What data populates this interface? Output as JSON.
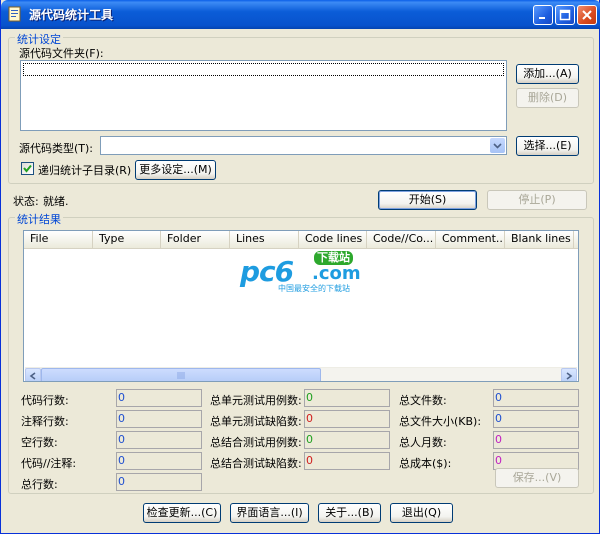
{
  "window": {
    "title": "源代码统计工具"
  },
  "settings": {
    "group_title": "统计设定",
    "folder_label": "源代码文件夹(F):",
    "add_button": "添加...(A)",
    "delete_button": "删除(D)",
    "type_label": "源代码类型(T):",
    "type_value": "",
    "select_button": "选择...(E)",
    "recursive_label": "递归统计子目录(R)",
    "recursive_checked": true,
    "more_button": "更多设定...(M)"
  },
  "status": {
    "label": "状态:",
    "value": "就绪.",
    "start_button": "开始(S)",
    "stop_button": "停止(P)"
  },
  "results": {
    "group_title": "统计结果",
    "columns": [
      "File",
      "Type",
      "Folder",
      "Lines",
      "Code lines",
      "Code//Co...",
      "Comment...",
      "Blank lines"
    ],
    "rows": []
  },
  "watermark": {
    "brand": "pc6",
    "badge": "下载站",
    "domain": ".com",
    "slogan": "中国最安全的下载站"
  },
  "stats": {
    "col1": [
      {
        "label": "代码行数:",
        "value": "0"
      },
      {
        "label": "注释行数:",
        "value": "0"
      },
      {
        "label": "空行数:",
        "value": "0"
      },
      {
        "label": "代码//注释:",
        "value": "0"
      },
      {
        "label": "总行数:",
        "value": "0"
      }
    ],
    "col2": [
      {
        "label": "总单元测试用例数:",
        "value": "0"
      },
      {
        "label": "总单元测试缺陷数:",
        "value": "0"
      },
      {
        "label": "总结合测试用例数:",
        "value": "0"
      },
      {
        "label": "总结合测试缺陷数:",
        "value": "0"
      }
    ],
    "col3": [
      {
        "label": "总文件数:",
        "value": "0"
      },
      {
        "label": "总文件大小(KB):",
        "value": "0"
      },
      {
        "label": "总人月数:",
        "value": "0"
      },
      {
        "label": "总成本($):",
        "value": "0"
      }
    ],
    "save_button": "保存...(V)"
  },
  "footer": {
    "check_update": "检查更新...(C)",
    "language": "界面语言...(I)",
    "about": "关于...(B)",
    "exit": "退出(Q)"
  },
  "colors": {
    "title_bar": "#0B5DD8",
    "group_title": "#0046D5",
    "blue": "#2050D0",
    "red": "#D02020",
    "green": "#20A020",
    "pink": "#C020C0"
  }
}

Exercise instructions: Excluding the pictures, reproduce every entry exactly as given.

Solution for this exercise:
What data populates this interface? Output as JSON.
{
  "window": {
    "title": "源代码统计工具"
  },
  "settings": {
    "group_title": "统计设定",
    "folder_label": "源代码文件夹(F):",
    "add_button": "添加...(A)",
    "delete_button": "删除(D)",
    "type_label": "源代码类型(T):",
    "type_value": "",
    "select_button": "选择...(E)",
    "recursive_label": "递归统计子目录(R)",
    "recursive_checked": true,
    "more_button": "更多设定...(M)"
  },
  "status": {
    "label": "状态:",
    "value": "就绪.",
    "start_button": "开始(S)",
    "stop_button": "停止(P)"
  },
  "results": {
    "group_title": "统计结果",
    "columns": [
      "File",
      "Type",
      "Folder",
      "Lines",
      "Code lines",
      "Code//Co...",
      "Comment...",
      "Blank lines"
    ],
    "rows": []
  },
  "watermark": {
    "brand": "pc6",
    "badge": "下载站",
    "domain": ".com",
    "slogan": "中国最安全的下载站"
  },
  "stats": {
    "col1": [
      {
        "label": "代码行数:",
        "value": "0"
      },
      {
        "label": "注释行数:",
        "value": "0"
      },
      {
        "label": "空行数:",
        "value": "0"
      },
      {
        "label": "代码//注释:",
        "value": "0"
      },
      {
        "label": "总行数:",
        "value": "0"
      }
    ],
    "col2": [
      {
        "label": "总单元测试用例数:",
        "value": "0"
      },
      {
        "label": "总单元测试缺陷数:",
        "value": "0"
      },
      {
        "label": "总结合测试用例数:",
        "value": "0"
      },
      {
        "label": "总结合测试缺陷数:",
        "value": "0"
      }
    ],
    "col3": [
      {
        "label": "总文件数:",
        "value": "0"
      },
      {
        "label": "总文件大小(KB):",
        "value": "0"
      },
      {
        "label": "总人月数:",
        "value": "0"
      },
      {
        "label": "总成本($):",
        "value": "0"
      }
    ],
    "save_button": "保存...(V)"
  },
  "footer": {
    "check_update": "检查更新...(C)",
    "language": "界面语言...(I)",
    "about": "关于...(B)",
    "exit": "退出(Q)"
  },
  "colors": {
    "title_bar": "#0B5DD8",
    "group_title": "#0046D5",
    "blue": "#2050D0",
    "red": "#D02020",
    "green": "#20A020",
    "pink": "#C020C0"
  }
}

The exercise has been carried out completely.